SUPPLIED ENTRIES START

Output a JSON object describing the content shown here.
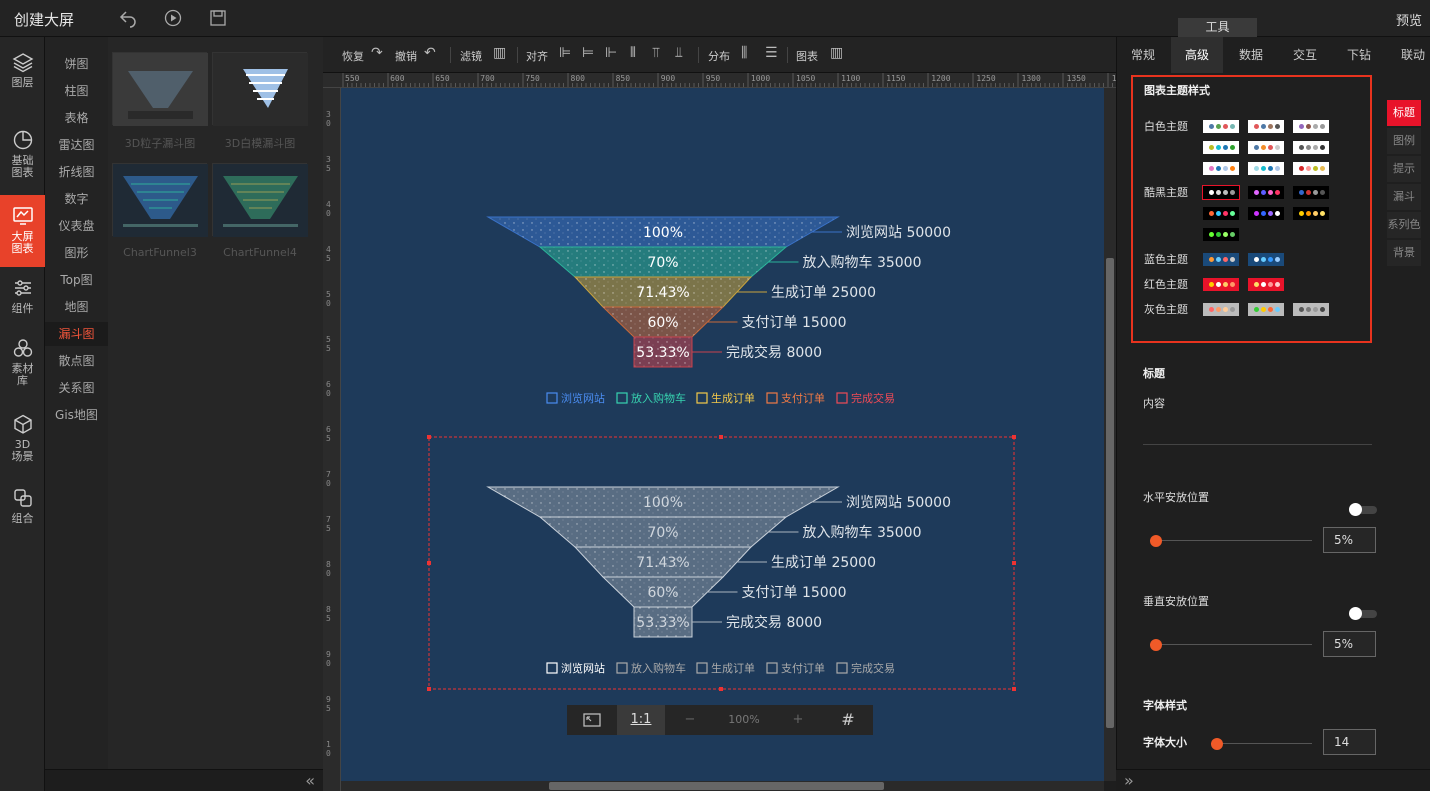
{
  "topbar": {
    "title": "创建大屏",
    "tools_tab": "工具",
    "preview": "预览"
  },
  "leftnav": [
    {
      "label": "图层",
      "icon": "layers-icon"
    },
    {
      "label": "基础图表",
      "icon": "pie-icon"
    },
    {
      "label": "大屏图表",
      "icon": "chart-screen-icon",
      "active": true
    },
    {
      "label": "组件",
      "icon": "sliders-icon"
    },
    {
      "label": "素材库",
      "icon": "material-icon"
    },
    {
      "label": "3D场景",
      "icon": "cube-icon"
    },
    {
      "label": "组合",
      "icon": "group-icon"
    }
  ],
  "categories": [
    "饼图",
    "柱图",
    "表格",
    "雷达图",
    "折线图",
    "数字",
    "仪表盘",
    "图形",
    "Top图",
    "地图",
    "漏斗图",
    "散点图",
    "关系图",
    "Gis地图"
  ],
  "active_category": "漏斗图",
  "thumbnails": [
    "3D粒子漏斗图",
    "3D白模漏斗图",
    "ChartFunnel3",
    "ChartFunnel4"
  ],
  "toolbar": {
    "redo": "恢复",
    "undo": "撤销",
    "filter": "滤镜",
    "align": "对齐",
    "distribute": "分布",
    "chart": "图表"
  },
  "ruler_top": [
    "550",
    "600",
    "650",
    "700",
    "750",
    "800",
    "850",
    "900",
    "950",
    "1000",
    "1050",
    "1100",
    "1150",
    "1200",
    "1250",
    "1300",
    "1350",
    "14"
  ],
  "ruler_left": [
    "3 0",
    "3 5",
    "4 0",
    "4 5",
    "5 0",
    "5 5",
    "6 0",
    "6 5",
    "7 0",
    "7 5",
    "8 0",
    "8 5",
    "9 0",
    "9 5",
    "1 0"
  ],
  "funnel1": {
    "stages": [
      {
        "pct": "100%",
        "label": "浏览网站",
        "value": "50000",
        "color": "#3a72c8"
      },
      {
        "pct": "70%",
        "label": "放入购物车",
        "value": "35000",
        "color": "#2bb39a"
      },
      {
        "pct": "71.43%",
        "label": "生成订单",
        "value": "25000",
        "color": "#c9a43e"
      },
      {
        "pct": "60%",
        "label": "支付订单",
        "value": "15000",
        "color": "#c8693a"
      },
      {
        "pct": "53.33%",
        "label": "完成交易",
        "value": "8000",
        "color": "#c8434e"
      }
    ],
    "legend": [
      "浏览网站",
      "放入购物车",
      "生成订单",
      "支付订单",
      "完成交易"
    ],
    "legend_colors": [
      "#4a8cf0",
      "#37d3b0",
      "#f3c94a",
      "#f07a45",
      "#f04a56"
    ]
  },
  "funnel2": {
    "stages": [
      {
        "pct": "100%",
        "label": "浏览网站",
        "value": "50000"
      },
      {
        "pct": "70%",
        "label": "放入购物车",
        "value": "35000"
      },
      {
        "pct": "71.43%",
        "label": "生成订单",
        "value": "25000"
      },
      {
        "pct": "60%",
        "label": "支付订单",
        "value": "15000"
      },
      {
        "pct": "53.33%",
        "label": "完成交易",
        "value": "8000"
      }
    ],
    "legend": [
      "浏览网站",
      "放入购物车",
      "生成订单",
      "支付订单",
      "完成交易"
    ]
  },
  "zoombar": {
    "fit": "⤢",
    "one_to_one": "1:1",
    "minus": "−",
    "zoom": "100%",
    "plus": "+",
    "grid": "#"
  },
  "rightpanel": {
    "tabs": [
      "常规",
      "高级",
      "数据",
      "交互",
      "下钻",
      "联动"
    ],
    "active_tab": "高级",
    "theme_title": "图表主题样式",
    "themes": [
      {
        "label": "白色主题"
      },
      {
        "label": "酷黑主题"
      },
      {
        "label": "蓝色主题"
      },
      {
        "label": "红色主题"
      },
      {
        "label": "灰色主题"
      }
    ],
    "vtabs": [
      "标题",
      "图例",
      "提示",
      "漏斗",
      "系列色",
      "背景"
    ],
    "title_section": "标题",
    "content_label": "内容",
    "h_pos_label": "水平安放位置",
    "h_pos_value": "5%",
    "v_pos_label": "垂直安放位置",
    "v_pos_value": "5%",
    "font_style_label": "字体样式",
    "font_size_label": "字体大小",
    "font_size_value": "14"
  }
}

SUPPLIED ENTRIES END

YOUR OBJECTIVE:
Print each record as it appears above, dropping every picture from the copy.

RESULT OF THIS EXERCISE:
Output a JSON object describing the content shown here.
{
  "topbar": {
    "title": "创建大屏",
    "tools_tab": "工具",
    "preview": "预览"
  },
  "leftnav": [
    {
      "label": "图层",
      "icon": "layers-icon"
    },
    {
      "label": "基础图表",
      "icon": "pie-icon"
    },
    {
      "label": "大屏图表",
      "icon": "chart-screen-icon",
      "active": true
    },
    {
      "label": "组件",
      "icon": "sliders-icon"
    },
    {
      "label": "素材库",
      "icon": "material-icon"
    },
    {
      "label": "3D场景",
      "icon": "cube-icon"
    },
    {
      "label": "组合",
      "icon": "group-icon"
    }
  ],
  "categories": [
    "饼图",
    "柱图",
    "表格",
    "雷达图",
    "折线图",
    "数字",
    "仪表盘",
    "图形",
    "Top图",
    "地图",
    "漏斗图",
    "散点图",
    "关系图",
    "Gis地图"
  ],
  "active_category": "漏斗图",
  "thumbnails": [
    "3D粒子漏斗图",
    "3D白模漏斗图",
    "ChartFunnel3",
    "ChartFunnel4"
  ],
  "toolbar": {
    "redo": "恢复",
    "undo": "撤销",
    "filter": "滤镜",
    "align": "对齐",
    "distribute": "分布",
    "chart": "图表"
  },
  "ruler_top": [
    "550",
    "600",
    "650",
    "700",
    "750",
    "800",
    "850",
    "900",
    "950",
    "1000",
    "1050",
    "1100",
    "1150",
    "1200",
    "1250",
    "1300",
    "1350",
    "14"
  ],
  "ruler_left": [
    "3 0",
    "3 5",
    "4 0",
    "4 5",
    "5 0",
    "5 5",
    "6 0",
    "6 5",
    "7 0",
    "7 5",
    "8 0",
    "8 5",
    "9 0",
    "9 5",
    "1 0"
  ],
  "funnel1": {
    "stages": [
      {
        "pct": "100%",
        "label": "浏览网站",
        "value": "50000",
        "color": "#3a72c8"
      },
      {
        "pct": "70%",
        "label": "放入购物车",
        "value": "35000",
        "color": "#2bb39a"
      },
      {
        "pct": "71.43%",
        "label": "生成订单",
        "value": "25000",
        "color": "#c9a43e"
      },
      {
        "pct": "60%",
        "label": "支付订单",
        "value": "15000",
        "color": "#c8693a"
      },
      {
        "pct": "53.33%",
        "label": "完成交易",
        "value": "8000",
        "color": "#c8434e"
      }
    ],
    "legend": [
      "浏览网站",
      "放入购物车",
      "生成订单",
      "支付订单",
      "完成交易"
    ],
    "legend_colors": [
      "#4a8cf0",
      "#37d3b0",
      "#f3c94a",
      "#f07a45",
      "#f04a56"
    ]
  },
  "funnel2": {
    "stages": [
      {
        "pct": "100%",
        "label": "浏览网站",
        "value": "50000"
      },
      {
        "pct": "70%",
        "label": "放入购物车",
        "value": "35000"
      },
      {
        "pct": "71.43%",
        "label": "生成订单",
        "value": "25000"
      },
      {
        "pct": "60%",
        "label": "支付订单",
        "value": "15000"
      },
      {
        "pct": "53.33%",
        "label": "完成交易",
        "value": "8000"
      }
    ],
    "legend": [
      "浏览网站",
      "放入购物车",
      "生成订单",
      "支付订单",
      "完成交易"
    ]
  },
  "zoombar": {
    "fit": "⤢",
    "one_to_one": "1:1",
    "minus": "−",
    "zoom": "100%",
    "plus": "+",
    "grid": "#"
  },
  "rightpanel": {
    "tabs": [
      "常规",
      "高级",
      "数据",
      "交互",
      "下钻",
      "联动"
    ],
    "active_tab": "高级",
    "theme_title": "图表主题样式",
    "themes": [
      {
        "label": "白色主题"
      },
      {
        "label": "酷黑主题"
      },
      {
        "label": "蓝色主题"
      },
      {
        "label": "红色主题"
      },
      {
        "label": "灰色主题"
      }
    ],
    "vtabs": [
      "标题",
      "图例",
      "提示",
      "漏斗",
      "系列色",
      "背景"
    ],
    "title_section": "标题",
    "content_label": "内容",
    "h_pos_label": "水平安放位置",
    "h_pos_value": "5%",
    "v_pos_label": "垂直安放位置",
    "v_pos_value": "5%",
    "font_style_label": "字体样式",
    "font_size_label": "字体大小",
    "font_size_value": "14"
  }
}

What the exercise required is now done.